- Predicting problematic smartphone use over time in adolescence: A latent class regression analysis of online and offline activitiesDespite today’s ubiquitous nature of smartphones among adolescents, little is known about behavioural online and offline longitudinal predictors of problematic smartphone use (PSU). Guided by Uses and Gratifications Theory, we applied latent class analysis on survey data collected in 2017 from a cohort of 1096 adolescents (Mage = 12.4, SDage = 0.56) and regressed PSU measured 1 year later on class membership, controlling for socio-demographic characteristics, social desirability and autoregressive effects. We extracted four distinct classes: social-recreational onliners (n = 228), weekend onliners (n = 331), balanced (n = 404) and noninvolved (n = 153). Characterised by significantly more time spent online for recreational and social networking activities, both during weekdays and weekend days, as well as less time for sleep, the social-recreational onliners class showed significantly higher levels of PSU over time. Future studies should assess not only duration but also the frequency of daily online activities to provide further insights into behavioural predictors of PSU.
- sj-pdf-1-joh-10.1177_0020731420981856 - Supplemental material for The Effect of Material and Social Deprivation on Well-Being of Elderly in EuropeSupplemental material, sj-pdf-1-joh-10.1177_0020731420981856 for The Effect of Material and Social Deprivation on Well-Being of Elderly in Europe by Marco Terraneo in International Journal of Health Services
- Supplemental Material, PPS_scale - “Mom, dad, look at me”: The development of the Parental Phubbing ScaleSupplemental Material, PPS_scale for “Mom, dad, look at me”: The development of the Parental Phubbing Scale by Luca Pancani, Tiziano Gerosa, Marco Gui and Paolo Riva in Journal of Social and Personal Relationships

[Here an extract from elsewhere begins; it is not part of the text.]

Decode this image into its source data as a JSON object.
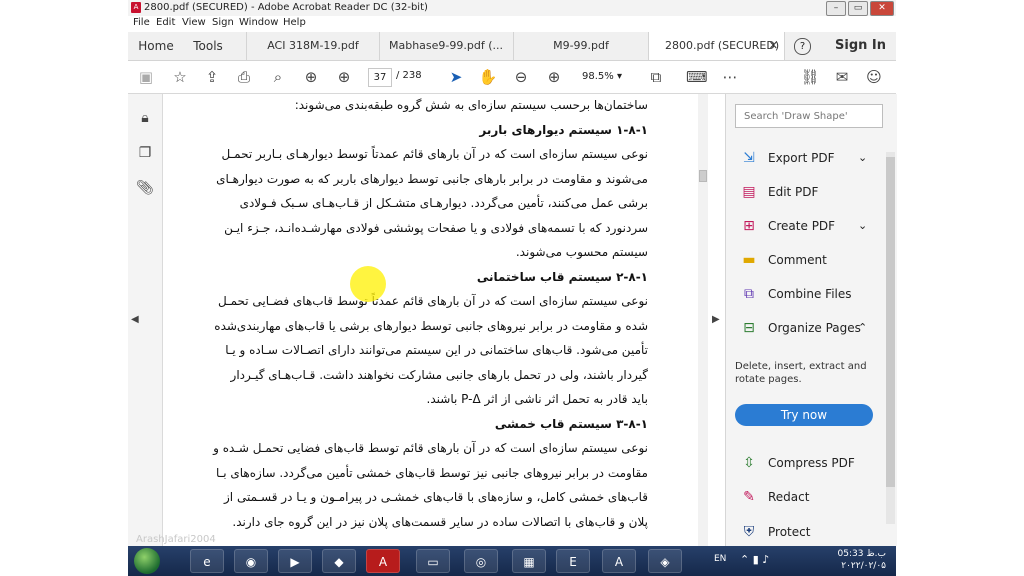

- Digital Well-Being – Parental Phubbing (2018)Digital Well-Being – Parental Phubbing is a cross-sectional database extracted from the second wave of data collection of the Digital Well-being – Schools project, funded by the University of Milano-Bicocca (Innovation Project Grant). The invitation to take part in this project was extended to all the high school in the territorial areas 23, 27 and 28 of the provinces of Milan and Monza-Brianza (Lombardy region, Northern Italy). At the end of the recruitment process, 18 out of 42 schools signed the training agreement, with a final enrollment rate of 43%. In May 2018, all the students at grade 10 (15-16 years old) of the 18 participating schools were surveyed through a CAWI methodology (Computer Assisted Web Interviewing) under the supervision of external observers. The questionnaire was finally administered to 3,289 participants located in 171 classes, achieving a total response rate of 90%. The dataset refers to an extract from the original questionnaire and provide detailed information on students perceived parental phubbing, social disconnection, and a set of socio-demographic and school related characteristics. Thanks to this dataset, the authors developed a brief and psychometrically valid scale to assess parental phubbing in adolescents, the Parental Phubbing Scale (PPS). Indeed, the PPS measures perceived phubbing distinctly and separately from each parent and, at the same time, these two dimensions jointly measure the overall dimension of parental phubbing.